“As time wore on, we increasingly felt the need to make something that shook us out of the fog. Something rattly, loose and defiant that blew the cobwebs away. Music that we could imagine playing at a 2am festival slot.”
So say HousePlants, the exciting creative vision of two of Ireland’s most respected artists – Bell X1 frontman Paul Noonan and innovative atmospheric producer Daithí.
“Having made ‘Take The Wheel’ together for Daithí’s most recent record, I sent him a song last summer by way of a ‘Howaya?’, really, but also for his banger sensibilities!” says Noonan. “We began trading ideas with the idea that whatever we were doing was not ‘Take The Wheel’, that we go the other way and make music that was visceral and a release of sorts.”
Daithí picks up the thread. “It doesn’t feel like one of us featuring on the other’s music – it’s greater than the sum of its parts,” he says. “I’ve always worked as a solo producer so forming a band has been a lovely experience.
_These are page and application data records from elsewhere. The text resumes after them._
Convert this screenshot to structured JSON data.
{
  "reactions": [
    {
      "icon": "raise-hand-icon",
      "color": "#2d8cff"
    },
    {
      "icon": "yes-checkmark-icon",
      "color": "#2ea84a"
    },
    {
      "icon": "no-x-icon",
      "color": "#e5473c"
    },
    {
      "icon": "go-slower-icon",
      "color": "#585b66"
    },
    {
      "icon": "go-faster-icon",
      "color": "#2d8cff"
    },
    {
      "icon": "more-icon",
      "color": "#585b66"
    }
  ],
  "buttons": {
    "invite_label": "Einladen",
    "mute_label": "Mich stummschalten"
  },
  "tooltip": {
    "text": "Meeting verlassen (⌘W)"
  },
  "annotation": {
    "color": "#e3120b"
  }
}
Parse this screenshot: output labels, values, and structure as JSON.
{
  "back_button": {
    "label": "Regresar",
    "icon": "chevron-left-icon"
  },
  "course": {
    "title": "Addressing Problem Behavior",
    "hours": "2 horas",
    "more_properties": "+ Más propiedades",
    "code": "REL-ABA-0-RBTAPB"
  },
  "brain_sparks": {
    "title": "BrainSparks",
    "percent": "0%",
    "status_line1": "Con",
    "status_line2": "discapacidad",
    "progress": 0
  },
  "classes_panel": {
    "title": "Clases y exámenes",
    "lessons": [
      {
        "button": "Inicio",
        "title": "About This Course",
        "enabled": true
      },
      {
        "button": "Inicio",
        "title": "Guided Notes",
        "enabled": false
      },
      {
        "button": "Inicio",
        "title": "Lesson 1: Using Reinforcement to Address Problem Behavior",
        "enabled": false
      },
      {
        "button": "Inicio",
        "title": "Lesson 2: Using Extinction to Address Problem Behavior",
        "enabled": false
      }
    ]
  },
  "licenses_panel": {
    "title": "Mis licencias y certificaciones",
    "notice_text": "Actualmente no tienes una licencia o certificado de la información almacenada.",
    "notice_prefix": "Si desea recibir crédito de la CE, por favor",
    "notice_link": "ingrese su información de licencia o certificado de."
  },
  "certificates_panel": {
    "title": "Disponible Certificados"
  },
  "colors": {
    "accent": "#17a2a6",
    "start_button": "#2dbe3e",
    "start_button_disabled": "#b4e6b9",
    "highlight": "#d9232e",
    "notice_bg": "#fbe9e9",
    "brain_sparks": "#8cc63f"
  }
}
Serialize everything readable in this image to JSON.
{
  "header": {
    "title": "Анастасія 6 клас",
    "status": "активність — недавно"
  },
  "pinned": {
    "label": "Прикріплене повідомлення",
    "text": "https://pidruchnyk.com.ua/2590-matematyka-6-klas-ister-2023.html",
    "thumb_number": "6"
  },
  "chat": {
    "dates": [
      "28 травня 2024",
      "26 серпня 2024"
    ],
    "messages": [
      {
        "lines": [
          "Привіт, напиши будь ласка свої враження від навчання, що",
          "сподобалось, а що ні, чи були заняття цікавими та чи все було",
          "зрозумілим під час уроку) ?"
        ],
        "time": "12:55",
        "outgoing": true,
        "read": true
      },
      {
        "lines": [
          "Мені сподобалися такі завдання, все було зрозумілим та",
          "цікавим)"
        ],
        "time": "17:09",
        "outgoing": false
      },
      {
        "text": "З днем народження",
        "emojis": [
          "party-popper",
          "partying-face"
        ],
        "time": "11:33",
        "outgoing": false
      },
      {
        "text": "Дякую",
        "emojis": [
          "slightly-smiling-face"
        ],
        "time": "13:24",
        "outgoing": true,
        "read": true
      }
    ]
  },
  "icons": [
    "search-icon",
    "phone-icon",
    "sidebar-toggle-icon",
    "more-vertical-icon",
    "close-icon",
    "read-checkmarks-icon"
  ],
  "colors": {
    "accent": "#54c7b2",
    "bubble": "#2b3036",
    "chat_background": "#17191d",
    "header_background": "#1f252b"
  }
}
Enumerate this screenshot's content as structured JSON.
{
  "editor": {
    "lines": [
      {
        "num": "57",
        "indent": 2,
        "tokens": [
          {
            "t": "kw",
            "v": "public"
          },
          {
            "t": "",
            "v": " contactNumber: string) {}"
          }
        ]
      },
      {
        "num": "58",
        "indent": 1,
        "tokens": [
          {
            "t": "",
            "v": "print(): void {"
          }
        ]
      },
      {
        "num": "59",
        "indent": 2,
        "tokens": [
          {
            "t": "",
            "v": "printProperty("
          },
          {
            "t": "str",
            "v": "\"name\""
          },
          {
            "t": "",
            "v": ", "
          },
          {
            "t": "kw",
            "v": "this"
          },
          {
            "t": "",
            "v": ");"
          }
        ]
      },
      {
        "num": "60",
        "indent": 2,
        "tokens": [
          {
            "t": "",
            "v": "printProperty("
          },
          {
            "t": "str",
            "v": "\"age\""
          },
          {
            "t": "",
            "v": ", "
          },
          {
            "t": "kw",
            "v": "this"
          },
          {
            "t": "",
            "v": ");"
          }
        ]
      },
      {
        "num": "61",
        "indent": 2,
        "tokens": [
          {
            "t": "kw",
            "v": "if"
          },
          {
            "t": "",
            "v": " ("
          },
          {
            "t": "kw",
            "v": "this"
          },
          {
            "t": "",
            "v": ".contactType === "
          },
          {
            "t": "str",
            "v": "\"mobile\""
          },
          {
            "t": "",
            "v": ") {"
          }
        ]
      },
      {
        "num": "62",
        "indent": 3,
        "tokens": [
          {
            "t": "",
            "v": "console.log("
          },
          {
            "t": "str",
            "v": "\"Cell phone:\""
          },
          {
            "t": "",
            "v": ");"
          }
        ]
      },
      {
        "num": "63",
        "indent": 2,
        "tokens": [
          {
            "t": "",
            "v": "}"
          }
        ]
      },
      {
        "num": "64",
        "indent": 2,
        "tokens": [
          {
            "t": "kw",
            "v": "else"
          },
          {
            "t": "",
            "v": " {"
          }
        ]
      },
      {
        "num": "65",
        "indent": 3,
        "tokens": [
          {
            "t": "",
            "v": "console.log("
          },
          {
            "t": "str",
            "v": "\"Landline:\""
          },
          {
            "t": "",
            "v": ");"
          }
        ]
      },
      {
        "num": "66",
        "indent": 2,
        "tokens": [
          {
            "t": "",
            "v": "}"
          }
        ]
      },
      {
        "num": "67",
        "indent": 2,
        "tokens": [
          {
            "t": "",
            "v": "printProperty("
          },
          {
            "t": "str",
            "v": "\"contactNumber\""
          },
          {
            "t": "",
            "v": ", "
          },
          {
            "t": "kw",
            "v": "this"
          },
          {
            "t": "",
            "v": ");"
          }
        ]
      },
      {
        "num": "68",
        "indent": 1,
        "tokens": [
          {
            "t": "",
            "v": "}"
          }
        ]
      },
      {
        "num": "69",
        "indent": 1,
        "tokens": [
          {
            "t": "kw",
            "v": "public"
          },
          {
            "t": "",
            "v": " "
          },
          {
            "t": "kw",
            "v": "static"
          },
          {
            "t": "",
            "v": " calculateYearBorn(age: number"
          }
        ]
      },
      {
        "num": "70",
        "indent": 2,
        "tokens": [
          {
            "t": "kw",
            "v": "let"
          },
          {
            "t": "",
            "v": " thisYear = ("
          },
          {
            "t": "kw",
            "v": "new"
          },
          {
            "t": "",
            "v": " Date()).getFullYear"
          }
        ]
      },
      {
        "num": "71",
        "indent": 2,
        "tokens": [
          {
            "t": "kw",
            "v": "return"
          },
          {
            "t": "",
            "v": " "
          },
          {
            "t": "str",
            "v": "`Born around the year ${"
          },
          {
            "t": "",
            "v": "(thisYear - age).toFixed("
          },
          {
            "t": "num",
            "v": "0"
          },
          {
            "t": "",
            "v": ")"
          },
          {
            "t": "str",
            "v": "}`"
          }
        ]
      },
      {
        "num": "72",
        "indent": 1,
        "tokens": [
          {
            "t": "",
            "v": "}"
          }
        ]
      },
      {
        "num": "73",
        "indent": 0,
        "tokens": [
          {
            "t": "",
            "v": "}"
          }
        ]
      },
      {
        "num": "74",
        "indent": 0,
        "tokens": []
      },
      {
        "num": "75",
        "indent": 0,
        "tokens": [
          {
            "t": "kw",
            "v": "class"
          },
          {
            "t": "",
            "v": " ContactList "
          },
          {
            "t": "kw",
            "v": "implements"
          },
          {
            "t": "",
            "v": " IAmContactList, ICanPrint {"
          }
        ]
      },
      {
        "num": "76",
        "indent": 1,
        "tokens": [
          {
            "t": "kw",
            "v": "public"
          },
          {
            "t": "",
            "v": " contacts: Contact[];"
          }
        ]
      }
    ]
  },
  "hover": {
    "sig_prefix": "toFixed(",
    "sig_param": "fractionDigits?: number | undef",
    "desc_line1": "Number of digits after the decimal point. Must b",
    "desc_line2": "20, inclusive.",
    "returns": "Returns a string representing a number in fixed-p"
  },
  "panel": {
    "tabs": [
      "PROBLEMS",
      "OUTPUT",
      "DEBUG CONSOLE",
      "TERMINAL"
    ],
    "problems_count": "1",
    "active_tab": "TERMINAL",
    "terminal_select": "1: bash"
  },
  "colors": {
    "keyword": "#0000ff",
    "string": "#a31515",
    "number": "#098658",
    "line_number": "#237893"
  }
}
There’s magic in seeing one of your ideas being worked on from a different point of view, sending music to someone you trust and having it return as a brand new piece of art. The more you work together on an idea, the further it goes until eventually you can’t see the seams. It’s something completely unique.”
Debut single ‘What’s With All The Pine?’ is peppered with playful observations courtesy of Noonan’s wandering mind, forever etching little mental notes during his many virtual appointments across the past year. Noonan considers the track “an attempt to speak to one of the phenomena of this time; the sometimes soul-crushing Zoom calls, the efforts to convey a certain taste or togetherness with our backgrounds – while all around us is going to shit! – having a snoop, an interest in others’ private spaces and a certain judgy-ness around it all.”
For both artists, the project represents reclamation amidst a significantly difficult era for creative souls across Ireland and beyond. “There’s a community of music makers who mainly see each other at gigs and nights like the Choice Music Prize that feels somewhat atomised in the void of lockdown,” he says. “One of the nicer things about this time is that artists have been checking in on each other. It feels like lots of people are doing what we did.”
That sense of camaraderie and community is hard-wired into the music of HousePlants. A new tribe for modern times. All welcome.